Problem details: When a line in the entries below contains "watermark", tally it; give the tally with nothing added.

[Website and app data records]
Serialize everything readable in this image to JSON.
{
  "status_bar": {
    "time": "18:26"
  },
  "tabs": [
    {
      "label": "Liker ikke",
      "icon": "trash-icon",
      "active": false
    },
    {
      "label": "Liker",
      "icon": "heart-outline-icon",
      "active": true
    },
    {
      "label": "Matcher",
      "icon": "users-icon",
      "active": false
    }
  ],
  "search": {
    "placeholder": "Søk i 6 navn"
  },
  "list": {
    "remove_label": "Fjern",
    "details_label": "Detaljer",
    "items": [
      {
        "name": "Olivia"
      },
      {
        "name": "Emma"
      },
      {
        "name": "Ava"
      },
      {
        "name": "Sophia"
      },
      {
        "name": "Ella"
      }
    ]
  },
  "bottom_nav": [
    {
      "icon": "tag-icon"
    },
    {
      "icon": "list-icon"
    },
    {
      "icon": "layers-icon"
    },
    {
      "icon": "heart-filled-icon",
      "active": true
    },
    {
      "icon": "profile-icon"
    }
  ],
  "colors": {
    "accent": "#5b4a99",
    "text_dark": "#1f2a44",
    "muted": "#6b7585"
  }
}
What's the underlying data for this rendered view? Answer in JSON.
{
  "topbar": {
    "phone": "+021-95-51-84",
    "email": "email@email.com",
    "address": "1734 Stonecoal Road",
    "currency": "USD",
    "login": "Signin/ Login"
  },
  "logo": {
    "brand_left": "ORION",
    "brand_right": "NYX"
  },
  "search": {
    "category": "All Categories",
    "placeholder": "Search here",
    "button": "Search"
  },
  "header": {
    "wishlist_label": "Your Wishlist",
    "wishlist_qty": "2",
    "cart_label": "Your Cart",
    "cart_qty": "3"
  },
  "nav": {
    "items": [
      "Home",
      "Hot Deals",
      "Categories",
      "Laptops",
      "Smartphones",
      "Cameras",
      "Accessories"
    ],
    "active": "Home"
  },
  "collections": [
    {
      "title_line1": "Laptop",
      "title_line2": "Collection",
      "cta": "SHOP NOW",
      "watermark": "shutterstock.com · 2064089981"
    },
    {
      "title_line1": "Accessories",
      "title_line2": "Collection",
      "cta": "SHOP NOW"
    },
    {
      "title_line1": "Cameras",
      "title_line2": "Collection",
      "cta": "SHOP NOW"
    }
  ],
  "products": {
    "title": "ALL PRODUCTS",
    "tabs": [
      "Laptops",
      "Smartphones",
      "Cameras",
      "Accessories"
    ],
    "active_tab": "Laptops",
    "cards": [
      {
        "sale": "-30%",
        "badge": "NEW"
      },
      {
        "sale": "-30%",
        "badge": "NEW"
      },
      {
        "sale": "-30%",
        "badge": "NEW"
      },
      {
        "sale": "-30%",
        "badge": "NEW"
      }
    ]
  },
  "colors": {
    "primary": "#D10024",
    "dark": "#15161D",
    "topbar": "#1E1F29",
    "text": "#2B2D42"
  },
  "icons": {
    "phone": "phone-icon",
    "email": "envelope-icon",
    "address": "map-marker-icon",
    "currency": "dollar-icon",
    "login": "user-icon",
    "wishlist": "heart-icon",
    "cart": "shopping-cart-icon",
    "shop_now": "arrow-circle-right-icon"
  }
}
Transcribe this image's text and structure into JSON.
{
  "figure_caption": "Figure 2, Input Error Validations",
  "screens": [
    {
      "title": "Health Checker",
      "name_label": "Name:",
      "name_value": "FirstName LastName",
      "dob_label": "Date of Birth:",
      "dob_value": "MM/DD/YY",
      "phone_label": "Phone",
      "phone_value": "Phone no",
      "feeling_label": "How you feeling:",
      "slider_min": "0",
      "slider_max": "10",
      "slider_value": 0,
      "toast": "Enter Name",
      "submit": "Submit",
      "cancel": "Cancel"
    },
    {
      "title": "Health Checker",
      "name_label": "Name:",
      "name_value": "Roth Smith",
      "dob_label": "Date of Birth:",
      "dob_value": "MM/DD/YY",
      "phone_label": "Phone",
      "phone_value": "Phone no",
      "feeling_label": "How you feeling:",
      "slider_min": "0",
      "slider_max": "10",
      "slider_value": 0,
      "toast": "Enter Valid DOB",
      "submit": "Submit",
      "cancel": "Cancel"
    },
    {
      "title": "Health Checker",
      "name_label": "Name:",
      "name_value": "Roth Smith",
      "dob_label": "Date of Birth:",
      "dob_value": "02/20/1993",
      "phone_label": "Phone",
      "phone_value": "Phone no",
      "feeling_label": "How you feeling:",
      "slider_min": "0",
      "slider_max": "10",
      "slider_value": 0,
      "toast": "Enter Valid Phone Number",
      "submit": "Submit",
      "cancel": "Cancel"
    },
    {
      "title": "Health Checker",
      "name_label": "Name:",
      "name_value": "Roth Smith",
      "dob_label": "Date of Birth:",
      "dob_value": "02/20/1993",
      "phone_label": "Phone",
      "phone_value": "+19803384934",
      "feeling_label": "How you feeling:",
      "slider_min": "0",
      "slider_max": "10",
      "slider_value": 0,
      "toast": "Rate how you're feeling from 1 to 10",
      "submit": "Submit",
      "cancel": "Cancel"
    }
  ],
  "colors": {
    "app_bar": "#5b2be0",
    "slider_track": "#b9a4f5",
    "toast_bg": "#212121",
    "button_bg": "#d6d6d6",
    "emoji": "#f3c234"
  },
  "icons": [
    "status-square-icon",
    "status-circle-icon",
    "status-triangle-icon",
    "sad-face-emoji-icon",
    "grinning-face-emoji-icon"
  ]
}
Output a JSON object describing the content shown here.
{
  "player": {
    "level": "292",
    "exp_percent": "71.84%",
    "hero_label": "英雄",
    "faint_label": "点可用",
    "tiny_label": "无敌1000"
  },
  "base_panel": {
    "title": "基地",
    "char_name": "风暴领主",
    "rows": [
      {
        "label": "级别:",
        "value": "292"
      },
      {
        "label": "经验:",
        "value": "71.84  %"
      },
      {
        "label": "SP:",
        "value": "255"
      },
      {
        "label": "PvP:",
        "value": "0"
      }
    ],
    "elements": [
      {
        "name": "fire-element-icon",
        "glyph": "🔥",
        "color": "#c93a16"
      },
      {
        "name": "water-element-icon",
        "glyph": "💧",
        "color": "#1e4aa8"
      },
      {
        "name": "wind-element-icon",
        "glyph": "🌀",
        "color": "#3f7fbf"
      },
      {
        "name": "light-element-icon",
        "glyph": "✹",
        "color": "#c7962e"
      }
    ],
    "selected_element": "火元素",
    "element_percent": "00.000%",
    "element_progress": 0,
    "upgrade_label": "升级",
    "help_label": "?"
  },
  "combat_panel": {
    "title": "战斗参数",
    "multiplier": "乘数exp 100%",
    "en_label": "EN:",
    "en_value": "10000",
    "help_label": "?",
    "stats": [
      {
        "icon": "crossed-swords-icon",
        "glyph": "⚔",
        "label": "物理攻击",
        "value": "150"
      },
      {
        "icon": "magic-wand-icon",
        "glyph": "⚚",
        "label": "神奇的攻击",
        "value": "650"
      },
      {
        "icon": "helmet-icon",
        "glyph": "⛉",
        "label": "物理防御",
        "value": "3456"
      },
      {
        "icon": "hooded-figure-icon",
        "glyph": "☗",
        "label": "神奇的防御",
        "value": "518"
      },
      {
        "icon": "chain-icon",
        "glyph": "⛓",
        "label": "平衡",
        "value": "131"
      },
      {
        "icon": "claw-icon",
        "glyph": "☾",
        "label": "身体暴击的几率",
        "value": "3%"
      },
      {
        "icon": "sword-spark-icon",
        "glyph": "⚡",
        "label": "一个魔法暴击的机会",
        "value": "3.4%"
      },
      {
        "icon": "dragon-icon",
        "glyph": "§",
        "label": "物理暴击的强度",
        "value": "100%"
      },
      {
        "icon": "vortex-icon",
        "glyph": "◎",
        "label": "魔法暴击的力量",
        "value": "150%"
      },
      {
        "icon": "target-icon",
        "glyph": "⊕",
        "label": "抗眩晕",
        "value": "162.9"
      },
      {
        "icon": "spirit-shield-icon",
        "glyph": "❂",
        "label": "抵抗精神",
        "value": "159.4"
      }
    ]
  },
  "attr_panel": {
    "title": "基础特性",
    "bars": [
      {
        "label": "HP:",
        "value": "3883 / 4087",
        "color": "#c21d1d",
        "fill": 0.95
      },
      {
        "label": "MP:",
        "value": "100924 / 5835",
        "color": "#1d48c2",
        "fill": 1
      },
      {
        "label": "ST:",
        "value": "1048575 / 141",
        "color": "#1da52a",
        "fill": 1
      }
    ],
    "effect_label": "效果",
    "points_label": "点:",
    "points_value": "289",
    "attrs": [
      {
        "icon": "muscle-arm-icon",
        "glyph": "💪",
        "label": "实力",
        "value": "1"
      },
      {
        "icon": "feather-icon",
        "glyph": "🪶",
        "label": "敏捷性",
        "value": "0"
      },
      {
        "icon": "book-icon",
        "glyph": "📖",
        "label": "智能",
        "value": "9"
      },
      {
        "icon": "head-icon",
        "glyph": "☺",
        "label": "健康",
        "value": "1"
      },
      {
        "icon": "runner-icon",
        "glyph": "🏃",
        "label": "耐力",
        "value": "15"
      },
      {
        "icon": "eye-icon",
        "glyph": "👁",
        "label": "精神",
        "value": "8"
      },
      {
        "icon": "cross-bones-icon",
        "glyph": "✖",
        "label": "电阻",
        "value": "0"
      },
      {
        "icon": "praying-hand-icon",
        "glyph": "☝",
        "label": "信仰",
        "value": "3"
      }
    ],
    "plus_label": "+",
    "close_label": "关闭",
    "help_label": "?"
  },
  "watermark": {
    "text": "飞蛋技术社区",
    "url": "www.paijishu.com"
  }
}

Result: 2